Levitz was on Majority Report Thursday. Sam Seder tried to be very even-handed in this. But he brought up an analogy that I think is telling. (I don’t want to spend the time to find the exact quote; it’s a 42-minute interview.) Roughly, it’s this: “It’s like Bernie can go 70 mph, Warren can go 60 mph, and Biden can go 30 mph. But it doesn’t matter because the speed limit is 50 mph.” Levitz more or less agreed with this. I don’t think he should have.
Stop Begging the Question
The article wouldn’t be that interesting if it were just, “Bernie’s better but it doesn’t matter.” That wouldn’t be something we should talk about. What Levitz is saying is that Sanders has better policies on foreign affairs. What’s that going to do for us if he’s president? Similarly, Elizabeth Warren has much more aggressive ideas for taming the domestic economy. What’s that going to do for us if she’s president? The point is that we should be discussing this and not just assuming that “Sanders is better” or “Warren is more popular.”

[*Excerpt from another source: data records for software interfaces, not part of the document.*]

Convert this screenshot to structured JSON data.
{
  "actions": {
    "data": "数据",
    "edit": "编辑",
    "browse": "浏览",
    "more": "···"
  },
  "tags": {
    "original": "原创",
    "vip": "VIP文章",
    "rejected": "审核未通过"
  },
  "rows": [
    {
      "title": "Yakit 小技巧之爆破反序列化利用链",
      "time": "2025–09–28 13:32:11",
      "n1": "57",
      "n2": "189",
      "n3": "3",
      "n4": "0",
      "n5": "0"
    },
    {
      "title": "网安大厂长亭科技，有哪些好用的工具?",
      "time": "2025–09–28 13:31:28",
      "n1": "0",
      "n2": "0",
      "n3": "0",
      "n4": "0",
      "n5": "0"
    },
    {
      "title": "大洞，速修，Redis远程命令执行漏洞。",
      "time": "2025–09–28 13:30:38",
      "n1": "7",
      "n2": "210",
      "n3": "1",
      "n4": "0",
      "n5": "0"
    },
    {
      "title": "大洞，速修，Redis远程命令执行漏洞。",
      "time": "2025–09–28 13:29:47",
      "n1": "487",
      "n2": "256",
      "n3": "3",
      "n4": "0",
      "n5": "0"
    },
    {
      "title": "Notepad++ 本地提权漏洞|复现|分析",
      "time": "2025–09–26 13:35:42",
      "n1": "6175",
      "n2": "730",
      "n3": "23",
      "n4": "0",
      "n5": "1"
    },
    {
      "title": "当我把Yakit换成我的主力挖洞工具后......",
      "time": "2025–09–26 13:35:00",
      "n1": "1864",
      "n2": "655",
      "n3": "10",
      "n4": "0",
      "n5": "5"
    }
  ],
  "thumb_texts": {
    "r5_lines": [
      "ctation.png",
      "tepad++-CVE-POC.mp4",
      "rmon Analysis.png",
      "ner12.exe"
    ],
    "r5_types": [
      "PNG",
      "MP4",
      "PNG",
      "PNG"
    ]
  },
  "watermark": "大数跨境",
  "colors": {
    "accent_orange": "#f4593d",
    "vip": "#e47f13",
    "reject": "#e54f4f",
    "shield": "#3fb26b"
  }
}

So Seder’s analogy begs the question. It assumes that Sanders is better. A more accurate analogy of Levitz’s argument is that Sanders can drive faster on freeways and Warren can drive faster in the city. Are we looking at the next administration driving more on the freeway or in the city? Discuss.
In conversations with Sanders supporters, Warren’s abilities to reform the regulatory framework through executive action are simply ignored. Nowhere do you see Michael Brooks doing segments on Sanders’ timidity when it comes to taking on big business. I understand that there is an argument to be made that the US is such a pernicious force in the world that foreign affairs are all that matter. But you need to make that argument. And the truth is, it isn’t an easy sell.
Engage Substantively — Not With Talking Points
I’m not naive enough to think that any of this will change minds. Those going in as Sanders supporters will still find that he is the candidate to support. The same is true of Warren supporters. But there are some important things here.
First, it means that Warren supporters and Sanders supporters can engage with each other on an honest level rather than caricaturing the other candidate. Second, it will allow supporters of one candidate to see the other in a more nuanced way. Third, it won’t lead to the creation of a bunch of talking points for the Trump campaign to use against whoever wins the primary.
I’m mostly talking to Warren supporters here. The truth is, we’ve lost the battle with Sanders supporters. And the worst time to talk to them is when the Sanders campaign is struggling.
I want to get Warren supporters on board with this now when she is ahead. Anything could happen. It might turn out that Elizabeth Warren has been having an extramarital affair with a Marine. (Note: actual smear campaign!) Sanders could pull out in front and win the whole thing. And I really don’t want to see Warren supporters do to Sanders what Sanders supporters are now doing to Warren.
Because I will fight just as hard against that.